The UK’s new prime minister, Boris Johnson, has pledged an extra £1.8 billion cash injection to the NHS, saying that the money will go towards ‘more beds, new cutting-edge equipment and additional wards’ for various countries across the country.
An additional £1 billion boost to NHS capital spending has also been announced, allowing existing upgrade programmes to proceed and tackling the most urgent infrastructure projects.
Later this week Matt Hancock, health secretary, will also set out further changes to the NHS pension scheme to support senior doctors and GPs taking on extra shifts.
The PM claimed in a speech that he has made it his “immediate task” to make sure that frontline services have “the funding they need”, as well as making “a real difference to the lives of NHS staff, and above all, of patients.”
He went on, “The NHS is always there for us – free at the point of use for everyone in the country.
“With our doctors and nurses working tirelessly day in day out, this treasured institution truly showcases the very best of Britain.”
The one-off £1.8 billion funding is in addition to the extra £33.9 billion, the NHS is set to receive every year by 2023/24 through the Long Term Plan agreed last year. Over £1 billion of this will be spent this year, meaning an annual increase in the NHS’s capital budget of 30%.
Danny Mortimer, deputy chief executive of the NHS Confederation and chief executive of NHS Employers mentioned that the money is “clearly welcome”, but that the PM’s “words will be meaningless without real, concrete action to back them up.”
He added that the injection is “desperately needed to modernise services and working environments and improve the quality and efficiency of patient care, and that “spending on NHS buildings, equipment and digital technology is half the OECD average and woefully inadequate.”

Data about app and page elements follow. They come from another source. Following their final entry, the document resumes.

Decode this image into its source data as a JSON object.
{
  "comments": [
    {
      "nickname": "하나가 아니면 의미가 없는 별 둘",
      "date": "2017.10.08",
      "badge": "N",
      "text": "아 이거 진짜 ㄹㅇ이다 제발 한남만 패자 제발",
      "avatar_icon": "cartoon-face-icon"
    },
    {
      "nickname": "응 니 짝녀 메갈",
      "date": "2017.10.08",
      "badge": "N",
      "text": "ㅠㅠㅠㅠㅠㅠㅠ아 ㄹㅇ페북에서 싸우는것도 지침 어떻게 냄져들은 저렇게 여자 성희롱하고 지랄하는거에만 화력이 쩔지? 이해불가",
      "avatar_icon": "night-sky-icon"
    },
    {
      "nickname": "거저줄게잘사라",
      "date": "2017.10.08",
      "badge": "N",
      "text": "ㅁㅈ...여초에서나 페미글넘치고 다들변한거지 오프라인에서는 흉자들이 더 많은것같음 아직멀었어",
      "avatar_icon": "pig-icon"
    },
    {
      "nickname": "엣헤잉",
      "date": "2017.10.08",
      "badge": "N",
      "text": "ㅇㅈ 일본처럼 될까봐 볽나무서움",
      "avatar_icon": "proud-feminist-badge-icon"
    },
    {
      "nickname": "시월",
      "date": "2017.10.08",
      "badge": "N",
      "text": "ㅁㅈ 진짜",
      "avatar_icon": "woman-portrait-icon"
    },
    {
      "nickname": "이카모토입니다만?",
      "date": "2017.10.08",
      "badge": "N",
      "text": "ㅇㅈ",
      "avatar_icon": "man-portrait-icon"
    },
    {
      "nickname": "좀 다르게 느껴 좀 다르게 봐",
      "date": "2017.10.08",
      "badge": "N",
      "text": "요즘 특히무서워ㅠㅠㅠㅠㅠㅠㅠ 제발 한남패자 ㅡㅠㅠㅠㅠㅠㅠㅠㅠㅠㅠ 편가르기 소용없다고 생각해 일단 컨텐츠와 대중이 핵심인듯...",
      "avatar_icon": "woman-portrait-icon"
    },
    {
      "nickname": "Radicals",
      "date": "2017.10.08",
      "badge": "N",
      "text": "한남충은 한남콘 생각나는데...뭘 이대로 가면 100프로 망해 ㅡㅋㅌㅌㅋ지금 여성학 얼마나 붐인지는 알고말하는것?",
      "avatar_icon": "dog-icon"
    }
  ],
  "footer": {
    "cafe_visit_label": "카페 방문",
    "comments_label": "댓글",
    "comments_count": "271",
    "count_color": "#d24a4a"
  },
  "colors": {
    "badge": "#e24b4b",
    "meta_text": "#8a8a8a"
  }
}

The 20 hospitals set to be upgraded at a cost of £850 million have been announced and include Luton & Dunstable University Hospital, Norfolk and Suffolk, Leeds Teaching Hospitals and Croydon Health Services among others.
Johnson concluded: “It’s time to face up to this challenge and make sure the NHS receives the funds it needs, to continue being the best healthcare service in the world.”